John 20:19-23 (Option for year A.B.C)
Vs.19 In the evening of the same day, the first day of the week, the doors were closed in the room where the disciples were, for fear of the Jews. Jesus came and stood among them. He said to them, “Peace be with you,”
Vs.20 and showed them his hands and his side. The disciples were filled with joy when they saw the Lord,
Vs.21 and he said to them again, “Peace be with you. As the Father sent me, so am I sending you.”
Vs.22 After saying this he breathed on them and said, “Receive the Holy Spirit.
Vs.23 For those whose sins you forgive, they are forgiven; for those whose sins you retain, they are retained.”
Historical Situation of Gospel for Pentecost.
John 20: 19 – 23
These five verses comprise the first part the Gospel that was read on the 2nd Sunday of Easter (Jn 20:19 – 31). The importance of this Gospel is recognized by the fact that it can also be read in years B and C.
Where did it happen? This took place in Jerusalem, probably in the same Upper Room where, a few days previously, Jesus had manifested His love for His disciples by washing their feet and breaking bread with them. They in turn had professed their undying love and devotion to Him.
When did it happen? It was the evening of the first day of the week – Easter Sunday- two days after the horrific events of Good Friday. In our church tradition Pentecost is celebrated 50 days after Easter Sunday. It has its origins in a Jewish Feast that celebrated the giving of the Law to Moses on Mount Sinai.
Who was there? Jesus and the disciples. Thomas was not present. Jesus is now in a glorified state. He is the same person – He “showed them his hands and his side” to reassure them of this but His bodily form is now different. This is why He was not immediately recognised on occasions when He appeared after the resurrection.The disciples, behind closed doors, have been plunged into sadness and grief. The brutal execution of their friend and leader and their abandonment of Him in different ways – denial, running away – leaves them with feelings of shame and guilt and a deep fear of the Jewish authorities.
What happened: Jesus came behind closed doors and stood among them. His first words were “Peace be with you” and He later repeated this. There were no words of condemnation, accusation or recrimination. His greeting showed mercy, love and forgiveness. By showing them his hands and side he was emphasising the reality of Good Friday – there was to be no pretending that it hadn’t happened.
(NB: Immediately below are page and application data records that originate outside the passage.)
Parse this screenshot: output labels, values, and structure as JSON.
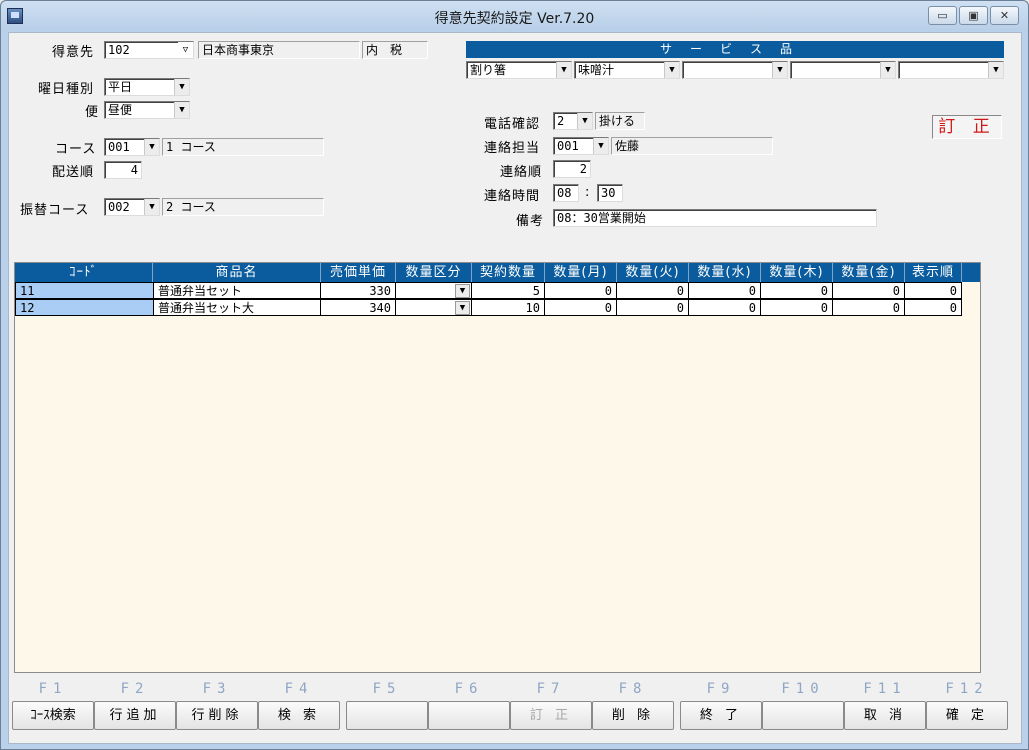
{
  "window": {
    "title": "得意先契約設定 Ver.7.20",
    "min_glyph": "▭",
    "max_glyph": "▣",
    "close_glyph": "✕"
  },
  "customer": {
    "label": "得意先",
    "code": "102",
    "name": "日本商事東京",
    "tax": "内　税"
  },
  "day_type": {
    "label": "曜日種別",
    "value": "平日"
  },
  "delivery": {
    "label": "便",
    "value": "昼便"
  },
  "course": {
    "label": "コース",
    "code": "001",
    "name": "1 コース"
  },
  "delivery_order": {
    "label": "配送順",
    "value": "4"
  },
  "transfer_course": {
    "label": "振替コース",
    "code": "002",
    "name": "2 コース"
  },
  "service": {
    "header": "サービス品",
    "items": [
      "割り箸",
      "味噌汁",
      "",
      "",
      ""
    ]
  },
  "phone_confirm": {
    "label": "電話確認",
    "code": "2",
    "text": "掛ける"
  },
  "contact_person": {
    "label": "連絡担当",
    "code": "001",
    "name": "佐藤"
  },
  "contact_order": {
    "label": "連絡順",
    "value": "2"
  },
  "contact_time": {
    "label": "連絡時間",
    "hour": "08",
    "sep": ":",
    "minute": "30"
  },
  "remarks": {
    "label": "備考",
    "value": "08：30営業開始"
  },
  "mode_badge": "訂 正",
  "grid": {
    "headers": [
      "ｺｰﾄﾞ",
      "商品名",
      "売価単価",
      "数量区分",
      "契約数量",
      "数量(月)",
      "数量(火)",
      "数量(水)",
      "数量(木)",
      "数量(金)",
      "表示順"
    ],
    "rows": [
      {
        "code": "11",
        "name": "普通弁当セット",
        "price": "330",
        "qty_type": "",
        "contract": "5",
        "mon": "0",
        "tue": "0",
        "wed": "0",
        "thu": "0",
        "fri": "0",
        "order": "0"
      },
      {
        "code": "12",
        "name": "普通弁当セット大",
        "price": "340",
        "qty_type": "",
        "contract": "10",
        "mon": "0",
        "tue": "0",
        "wed": "0",
        "thu": "0",
        "fri": "0",
        "order": "0"
      }
    ]
  },
  "function_keys": [
    {
      "key": "F1",
      "label": "ｺｰｽ検索"
    },
    {
      "key": "F2",
      "label": "行追加"
    },
    {
      "key": "F3",
      "label": "行削除"
    },
    {
      "key": "F4",
      "label": "検 索"
    },
    {
      "key": "F5",
      "label": ""
    },
    {
      "key": "F6",
      "label": ""
    },
    {
      "key": "F7",
      "label": "訂 正"
    },
    {
      "key": "F8",
      "label": "削 除"
    },
    {
      "key": "F9",
      "label": "終 了"
    },
    {
      "key": "F10",
      "label": ""
    },
    {
      "key": "F11",
      "label": "取 消"
    },
    {
      "key": "F12",
      "label": "確 定"
    }
  ],
  "colors": {
    "header_blue": "#0a5c9e",
    "code_cell": "#a9cdf5",
    "grid_bg": "#fdf8e9",
    "badge_red": "#d01818",
    "fkey_label": "#8fa6c4"
  }
}
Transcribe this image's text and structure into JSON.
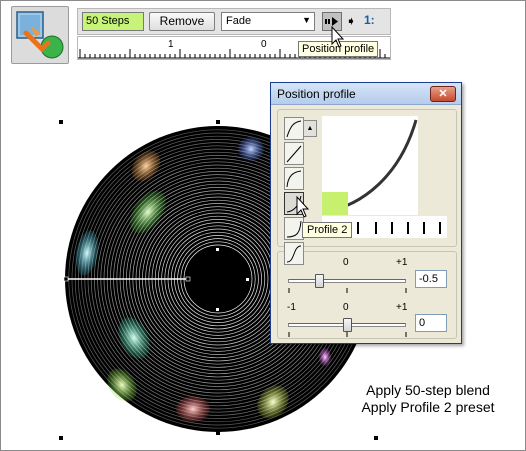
{
  "toolbar": {
    "steps_value": "50 Steps",
    "remove_label": "Remove",
    "fade_value": "Fade",
    "extra_icon": "1:"
  },
  "ruler": {
    "labels": [
      "1",
      "0"
    ]
  },
  "tooltip_toolbar": "Position profile",
  "dialog": {
    "title": "Position profile",
    "close_glyph": "✕",
    "profile_tooltip": "Profile 2",
    "slider1": {
      "min_label": "",
      "mid_label": "0",
      "max_label": "+1",
      "value": "-0.5"
    },
    "slider2": {
      "min_label": "-1",
      "mid_label": "0",
      "max_label": "+1",
      "value": "0"
    }
  },
  "caption": {
    "line1": "Apply 50-step blend",
    "line2": "Apply Profile 2 preset"
  },
  "icons": [
    "blend-tool-icon",
    "position-profile-icon",
    "arrow-icon",
    "cursor-icon",
    "dropdown-arrow-icon",
    "close-icon"
  ]
}
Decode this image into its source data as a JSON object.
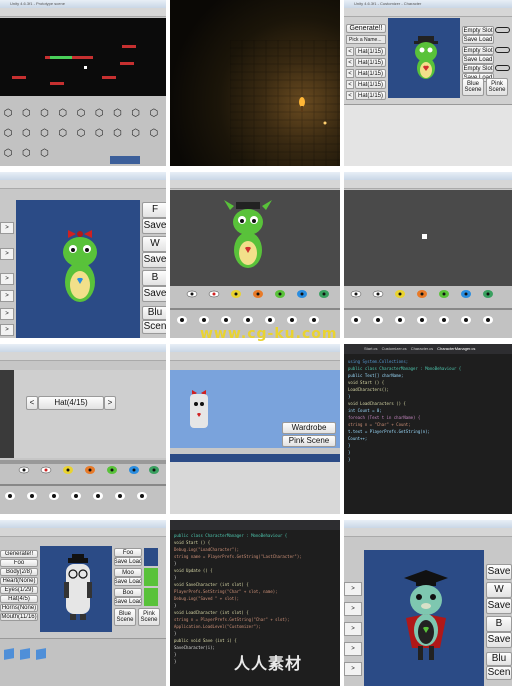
{
  "cells": {
    "c1": {
      "window_title": "Unity 4.6.3f1 - Prototype scene"
    },
    "c3": {
      "window_title": "Unity 4.6.3f1 - Customizer - Character",
      "generate_label": "Generate!!",
      "name_placeholder": "Pick a Name...",
      "left_buttons": [
        "<",
        "<",
        "<",
        "<",
        "<"
      ],
      "hat_labels": [
        "Hat(1/15)",
        "Hat(1/15)",
        "Hat(1/15)",
        "Hat(1/15)",
        "Hat(1/15)"
      ],
      "right_buttons": [
        "Empty Slot",
        "Save Load",
        "Empty Slot",
        "Save Load",
        "Empty Slot",
        "Save Load"
      ],
      "blue_scene": "Blue Scene",
      "pink_scene": "Pink Scene"
    },
    "c4": {
      "right_buttons": [
        "F",
        "Save",
        "W",
        "Save",
        "B",
        "Save",
        "Blu",
        "Scen"
      ],
      "arrows": [
        ">",
        ">",
        ">",
        ">",
        ">",
        ">"
      ]
    },
    "c7": {
      "prev": "<",
      "label": "Hat(4/15)",
      "next": ">"
    },
    "c8": {
      "wardrobe": "Wardrobe",
      "pink_scene": "Pink Scene"
    },
    "c9": {
      "tabs": [
        "Start.cs",
        "Customizer.cs",
        "Character.cs",
        "CharacterManager.cs"
      ],
      "code_lines": [
        "using System.Collections;",
        "",
        "public class CharacterManager : MonoBehaviour {",
        "",
        "  public Text[] charName;",
        "",
        "  void Start () {",
        "    LoadCharacters();",
        "  }",
        "",
        "  void LoadCharacters () {",
        "    int Count = 0;",
        "    foreach (Text t in charName) {",
        "      string n = \"Char\" + Count;",
        "      t.text = PlayerPrefs.GetString(n);",
        "      Count++;",
        "    }",
        "  }",
        "}"
      ]
    },
    "c10": {
      "left_buttons": [
        "Generate!!",
        "Foo",
        "Body(2/8)",
        "Heart(None)",
        "Eyes(1/29)",
        "Hat(4/5)",
        "Horns(None)",
        "Mouth(11/16)"
      ],
      "slots": [
        {
          "name": "Foo",
          "action": "Save Load"
        },
        {
          "name": "Moo",
          "action": "Save Load"
        },
        {
          "name": "Boo",
          "action": "Save Load"
        }
      ],
      "blue_scene": "Blue Scene",
      "pink_scene": "Pink Scene"
    },
    "c11": {
      "code_lines": [
        "public class CharacterManager : MonoBehaviour {",
        "  void Start () {",
        "    Debug.Log(\"LoadCharacter\");",
        "    string name = PlayerPrefs.GetString(\"LastCharacter\");",
        "  }",
        "",
        "  void Update () {",
        "  }",
        "",
        "  void SaveCharacter (int slot) {",
        "    PlayerPrefs.SetString(\"Char\" + slot, name);",
        "    Debug.Log(\"Saved \" + slot);",
        "  }",
        "",
        "  void LoadCharacter (int slot) {",
        "    string n = PlayerPrefs.GetString(\"Char\" + slot);",
        "    Application.LoadLevel(\"Customizer\");",
        "  }",
        "",
        "  public void Save (int i) {",
        "    SaveCharacter(i);",
        "  }",
        "}"
      ]
    },
    "c12": {
      "right_buttons": [
        "Save",
        "W",
        "Save",
        "B",
        "Save",
        "Blu",
        "Scen"
      ],
      "arrows": [
        ">",
        ">",
        ">",
        ">",
        ">"
      ]
    }
  },
  "watermarks": {
    "site": "www.cg-ku.com",
    "logo": "人人素材"
  },
  "colors": {
    "scene_blue": "#2b4b86",
    "editor_gray": "#c2c2c2",
    "code_bg": "#1e1e1e",
    "sky": "#7aa3dc",
    "monster_green": "#59c23a"
  }
}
Now that they had been forgiven, they were ready to go out and bring that spirit of forgiveness to others. The way the gift of the Holy Spirit was transmitted to them by breathing on them has strong echoes of the creation of man in Genesis 2:7 and also in Ezekiel 37: 1-10. Breath comes from deep within us and Jesus gave of His deep self when He gently breathed on them.
SOME SUGGESTED GUIDELINES FOR MEDITATION.
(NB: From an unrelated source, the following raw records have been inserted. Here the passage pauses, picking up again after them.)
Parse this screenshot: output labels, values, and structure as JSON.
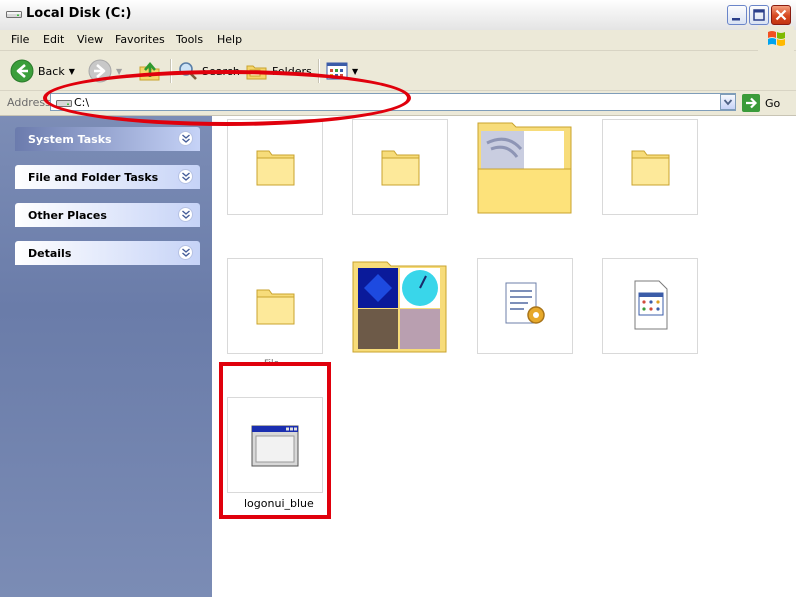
{
  "window": {
    "title": "Local Disk (C:)"
  },
  "menu": {
    "items": [
      "File",
      "Edit",
      "View",
      "Favorites",
      "Tools",
      "Help"
    ]
  },
  "toolbar": {
    "back_label": "Back",
    "search_label": "Search",
    "folders_label": "Folders"
  },
  "address": {
    "label": "Address",
    "value": "C:\\",
    "go_label": "Go"
  },
  "taskpane": {
    "panels": [
      {
        "title": "System Tasks",
        "expanded": false,
        "active": true
      },
      {
        "title": "File and Folder Tasks",
        "expanded": false,
        "active": false
      },
      {
        "title": "Other Places",
        "expanded": false,
        "active": false
      },
      {
        "title": "Details",
        "expanded": false,
        "active": false
      }
    ]
  },
  "files": [
    {
      "kind": "folder",
      "label": ""
    },
    {
      "kind": "folder",
      "label": ""
    },
    {
      "kind": "folder-preview-single",
      "label": ""
    },
    {
      "kind": "folder",
      "label": ""
    },
    {
      "kind": "folder",
      "label": ""
    },
    {
      "kind": "folder-preview-grid",
      "label": ""
    },
    {
      "kind": "config-file",
      "label": ""
    },
    {
      "kind": "executable",
      "label": ""
    },
    {
      "kind": "window-app",
      "label": "logonui_blue"
    }
  ],
  "partial_label": "File",
  "colors": {
    "annotation": "#e0000c",
    "taskpane_bg": "#7b8cb5",
    "task_title": "#215dc6"
  }
}
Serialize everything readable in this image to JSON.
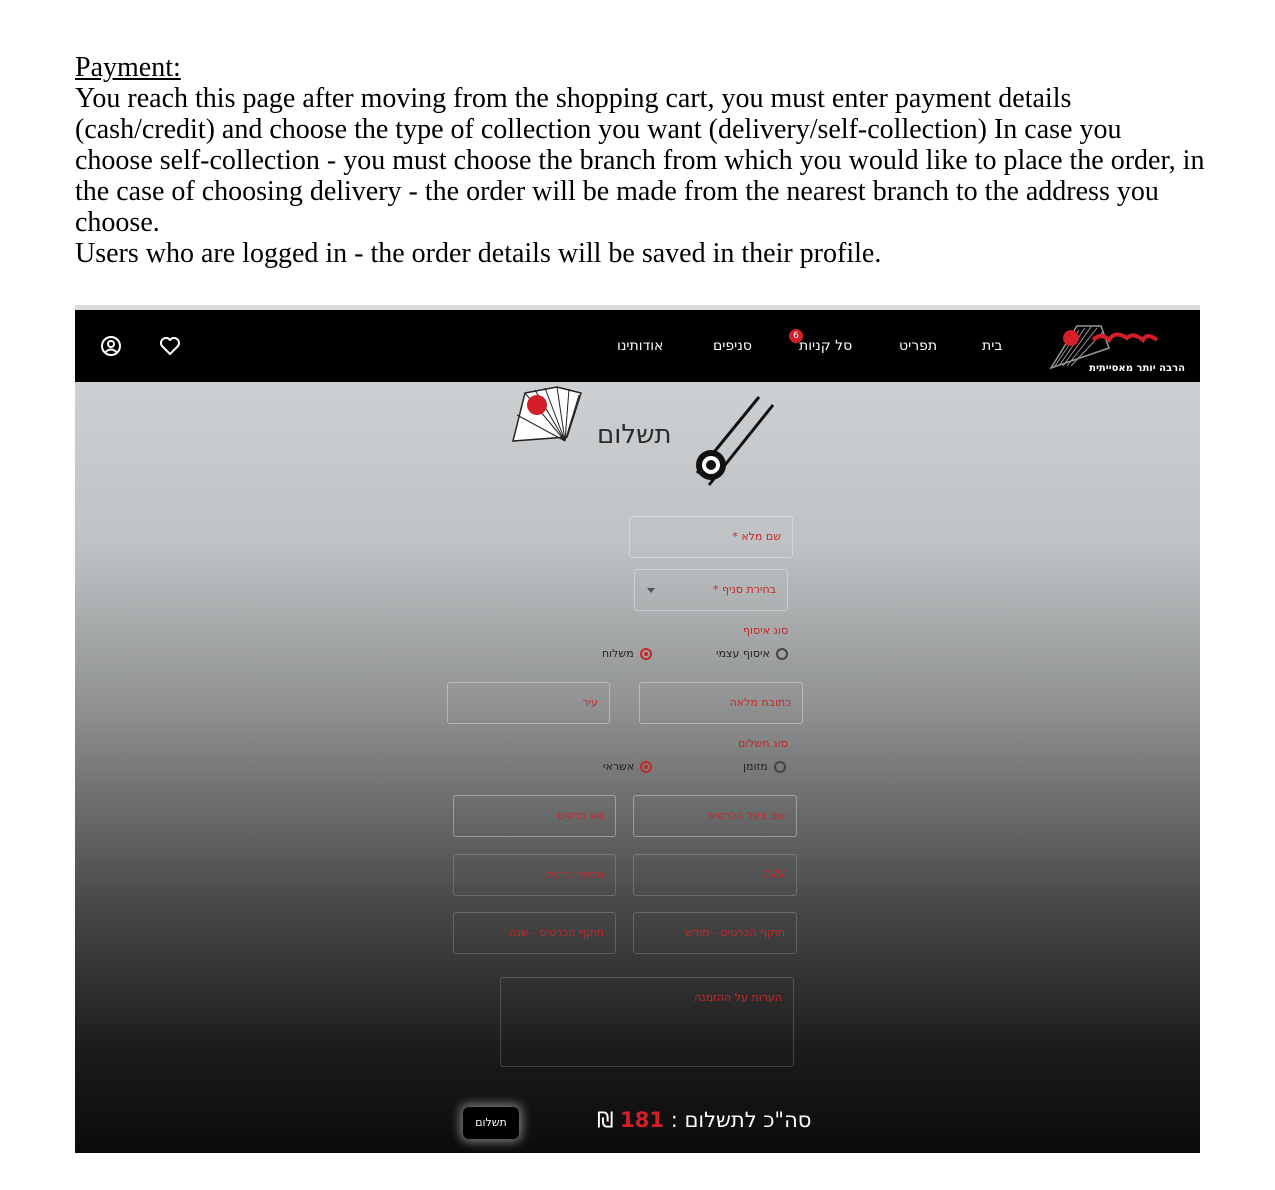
{
  "document": {
    "heading": "Payment:",
    "paragraph1": "You reach this page after moving from the shopping cart, you must enter payment details (cash/credit) and choose the type of collection you want (delivery/self-collection) In case you choose self-collection - you must choose the branch from which you would like to place the order, in the case of choosing delivery - the order will be made from the nearest branch to the address you choose.",
    "paragraph2": "Users who are logged in - the order details will be saved in their profile."
  },
  "navbar": {
    "logo_tagline": "הרבה יותר מאסייתית",
    "links": [
      "בית",
      "תפריט",
      "סל קניות",
      "סניפים",
      "אודותינו"
    ],
    "cart_badge": "6",
    "icons": [
      "user-icon",
      "heart-icon"
    ]
  },
  "page": {
    "title": "תשלום"
  },
  "form": {
    "full_name": "שם מלא *",
    "branch_select": "בחירת סניף *",
    "collection_label": "סוג איסוף",
    "collection_options": [
      "איסוף עצמי",
      "משלוח"
    ],
    "collection_selected": "משלוח",
    "address": "כתובת מלאה",
    "city": "עיר",
    "payment_label": "סוג תשלום",
    "payment_options": [
      "מזומן",
      "אשראי"
    ],
    "payment_selected": "אשראי",
    "card_holder": "שם בעל הכרטיס",
    "card_type": "סוג כרטיס",
    "cvv": "CVV",
    "card_number": "מספר כרטיס",
    "expiry_month": "תוקף הכרטיס - חודש",
    "expiry_year": "תוקף הכרטיס - שנה",
    "notes": "הערות על ההזמנה"
  },
  "summary": {
    "total_label": "סה\"כ לתשלום :",
    "total_amount": "181",
    "currency": "₪",
    "pay_button": "תשלום"
  },
  "colors": {
    "accent": "#d21f2a",
    "navbar_bg": "#000000"
  }
}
Can you remember an experience when you personally, or your family, or your community, suffered behind the “closed doors” of sickness, grief, failure, or fear, and some “Jesus person” came behind those doors and breathe new life into you- “Receive the Holy Spirit” – and inspired you with a new energy and enthusiasm for life, and filled you with a new belief in yourself and in your future?
- Remember how that person bent over backwards –came behind “closed doors”- in order to reach you at that time.
- Remember how that person greeted you from the heart with great sincerity and with understanding and without judgement “Peace be with you” – and it touched you very deeply.
- Remember how that person was not afraid to be open and vulnerable with you about their own “wounds” in the “hands and side” – and in doing so gave you courage and strength and hope.
- Remember how that Jesus person gave of himself/herself to you with great gentleness, trust and love – just like “breath” – and gradually awakened new life in you.
OR remember when you have been the one to come “behind the closed doors” and minister to others in their pain.
Can you remember an occasion when, to your surprise, you were given a new task or mission in life, and you felt honoured and privileged to have been chosen and trusted; so much so that it ignited a new spring in your step and fire in your belly?
OR Can you remember entrusting a new task to someone, whom you were now satisfied had learned an important lesson from experience, and was now in a better position to carry it out?
Can you remember a beautiful experience of forgiveness, from somebody you had wronged, and you just knew it was the forgiveness of God working through the other?
OR You were the one to show that forgiveness and you knew in your heart that it could only be God’s doing because you felt incapable of it on your own?
Can you remember an occasion where you were unwilling to show forgiveness to someone who had wronged you; or an occasion where someone had refused to forgive you; and consequently, in both instances, the “sin” still had power over you?